When discussing “rarity” it is important to realize that there are two different types of rarity. These are “fundamental rarity” and “grade rarity.” Fundamental rarity refers to the overall rarity of an issue. A coin like a 1796 No Stars quarter eagle is fundamentally rare in any grade. The value of such a coin is due primarily to its rarity and not its grade. There is a high level of demand for this issue, even in very low grades. If you have a 1796 No Stars quarter eagle that looks like it was run over by a train, someone is still going to buy it.

A coin that is a grade rarity is one that is considered rare solely because of its high grade. A classic example of this is a 1920 Saint Gaudens double eagle. This is a common issue in the lower Uncirculated grades and it is only moderately scarce and desirable in MS63 to MS64. But it is extremely rare in MS65 and there is a dramatic jump in price between MS64 and MS65.

From my personal viewpoint, I like coins that are fundamental rarities. As someone who has a significant amount of money invested in coins (i.e., my inventory) I feel a lot better buying a coin that is considered desirable by virtue of its rarity in any grade than one that is desirable ONLY because of its high grade.

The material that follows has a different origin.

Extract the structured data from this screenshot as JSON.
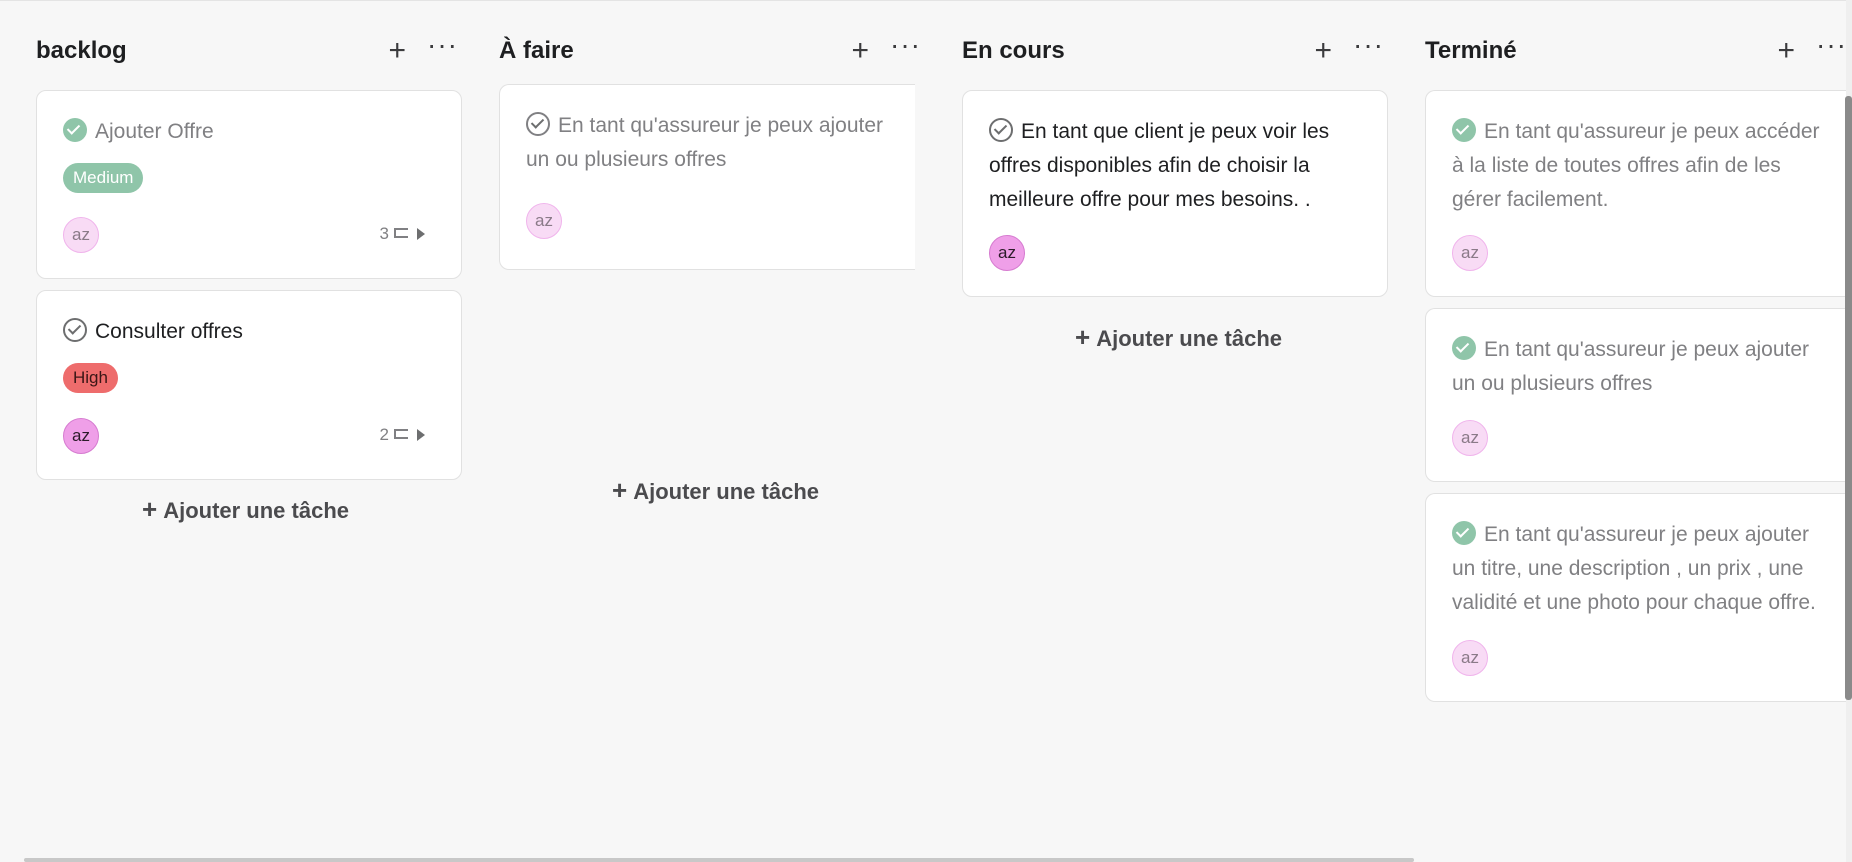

Some coins are “hybrids” which can be considered both fundamental rarities and condition rarities. As an example, a Proof Barber quarter is a relatively scarce coin with most issues having mintages figures below 1,000. Even an Impaired Proof has a degree of collector value. But at what point in the grading continuum does a Proof Barber Quarter morph from a fundamental rarity to a condition rarity? I’m not certain that I know the answer but I do know that once Proofs of this design are graded PR67 or higher, they become less interesting to me.

Another factor to consider is this. What if third-party grading ended tomorrow and slabs no longer had any relevance? In this scenario, a coin like an 1854-D Three Dollar gold piece would still be considered a desirable numismatic item with many potential buyers. But would a PR68 Barber quarter be considered four or five times “better” than a pretty, lightly hairlined piece that had previously been in a PR64 slab? I’m not sure I know the answer but…

These are interesting questions that the collector needs to ponder as he decides what his next purchase will be.